• [Assigned task] Find all lines below containing the string "false" and return them.

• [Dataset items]
=======
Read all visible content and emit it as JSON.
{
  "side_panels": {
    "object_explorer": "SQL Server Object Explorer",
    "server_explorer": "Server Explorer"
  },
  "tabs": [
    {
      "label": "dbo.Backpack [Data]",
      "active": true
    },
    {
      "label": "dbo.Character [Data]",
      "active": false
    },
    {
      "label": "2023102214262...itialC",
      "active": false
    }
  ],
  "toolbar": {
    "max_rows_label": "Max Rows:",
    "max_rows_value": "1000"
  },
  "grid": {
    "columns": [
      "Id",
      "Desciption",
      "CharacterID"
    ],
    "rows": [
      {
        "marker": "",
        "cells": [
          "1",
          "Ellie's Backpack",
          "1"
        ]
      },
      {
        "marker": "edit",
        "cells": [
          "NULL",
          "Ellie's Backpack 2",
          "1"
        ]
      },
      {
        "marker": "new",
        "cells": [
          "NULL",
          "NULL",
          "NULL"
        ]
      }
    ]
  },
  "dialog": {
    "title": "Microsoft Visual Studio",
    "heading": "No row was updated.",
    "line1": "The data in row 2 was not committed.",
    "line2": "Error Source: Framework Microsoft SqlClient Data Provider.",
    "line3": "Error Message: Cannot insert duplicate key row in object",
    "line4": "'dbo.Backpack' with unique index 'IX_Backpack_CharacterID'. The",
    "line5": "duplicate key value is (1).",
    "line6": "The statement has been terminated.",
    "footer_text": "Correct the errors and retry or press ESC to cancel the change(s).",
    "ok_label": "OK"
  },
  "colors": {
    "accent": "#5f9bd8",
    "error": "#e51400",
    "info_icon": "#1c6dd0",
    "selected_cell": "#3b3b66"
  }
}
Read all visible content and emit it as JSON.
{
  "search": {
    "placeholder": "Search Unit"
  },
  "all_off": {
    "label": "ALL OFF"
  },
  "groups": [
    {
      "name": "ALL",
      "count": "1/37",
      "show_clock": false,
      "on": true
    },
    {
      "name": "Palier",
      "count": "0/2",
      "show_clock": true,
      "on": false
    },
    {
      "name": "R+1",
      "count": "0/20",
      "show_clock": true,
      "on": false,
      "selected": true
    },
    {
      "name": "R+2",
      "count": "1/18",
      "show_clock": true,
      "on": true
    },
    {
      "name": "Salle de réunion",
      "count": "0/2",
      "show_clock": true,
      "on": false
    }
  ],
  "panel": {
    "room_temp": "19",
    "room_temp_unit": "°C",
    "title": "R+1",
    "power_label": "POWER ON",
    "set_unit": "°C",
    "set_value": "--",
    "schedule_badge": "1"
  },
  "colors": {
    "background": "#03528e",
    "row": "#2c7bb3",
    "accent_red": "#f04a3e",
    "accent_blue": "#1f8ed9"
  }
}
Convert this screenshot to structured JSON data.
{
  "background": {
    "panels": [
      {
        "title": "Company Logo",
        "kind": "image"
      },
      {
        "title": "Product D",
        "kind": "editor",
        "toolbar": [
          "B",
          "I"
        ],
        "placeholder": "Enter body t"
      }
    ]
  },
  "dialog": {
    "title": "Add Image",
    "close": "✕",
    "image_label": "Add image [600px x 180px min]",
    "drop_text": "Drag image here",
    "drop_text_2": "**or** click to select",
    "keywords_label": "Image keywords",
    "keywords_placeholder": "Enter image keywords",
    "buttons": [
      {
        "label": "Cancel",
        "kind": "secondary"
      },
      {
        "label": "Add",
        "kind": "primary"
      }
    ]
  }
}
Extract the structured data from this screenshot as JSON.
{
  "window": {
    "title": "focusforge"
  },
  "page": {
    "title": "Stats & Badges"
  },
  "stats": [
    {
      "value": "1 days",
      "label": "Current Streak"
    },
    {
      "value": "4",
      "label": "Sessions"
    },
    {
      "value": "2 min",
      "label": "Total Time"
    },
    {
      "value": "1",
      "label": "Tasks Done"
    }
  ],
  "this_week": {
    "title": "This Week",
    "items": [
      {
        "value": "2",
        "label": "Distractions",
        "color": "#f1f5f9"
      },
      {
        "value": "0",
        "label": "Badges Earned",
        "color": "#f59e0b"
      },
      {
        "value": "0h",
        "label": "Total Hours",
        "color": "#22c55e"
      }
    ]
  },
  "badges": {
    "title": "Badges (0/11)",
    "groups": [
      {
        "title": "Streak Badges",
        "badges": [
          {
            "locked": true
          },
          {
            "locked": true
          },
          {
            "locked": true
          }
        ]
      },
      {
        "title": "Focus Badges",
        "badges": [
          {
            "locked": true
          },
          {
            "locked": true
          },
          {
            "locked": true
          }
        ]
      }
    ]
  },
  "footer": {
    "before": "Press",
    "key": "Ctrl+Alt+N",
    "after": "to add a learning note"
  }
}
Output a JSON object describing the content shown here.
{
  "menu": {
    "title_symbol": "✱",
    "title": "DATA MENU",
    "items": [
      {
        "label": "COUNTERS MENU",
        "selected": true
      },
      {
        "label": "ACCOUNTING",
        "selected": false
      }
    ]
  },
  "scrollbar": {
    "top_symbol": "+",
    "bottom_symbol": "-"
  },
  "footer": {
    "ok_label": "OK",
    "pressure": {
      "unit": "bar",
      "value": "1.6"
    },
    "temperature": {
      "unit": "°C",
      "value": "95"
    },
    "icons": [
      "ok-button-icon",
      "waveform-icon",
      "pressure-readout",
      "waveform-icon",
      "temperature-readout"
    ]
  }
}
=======
• [Output below]
      "active": false
      "active": false
      "show_clock": false,
      "on": false
      "on": false,
      "on": false
        "selected": false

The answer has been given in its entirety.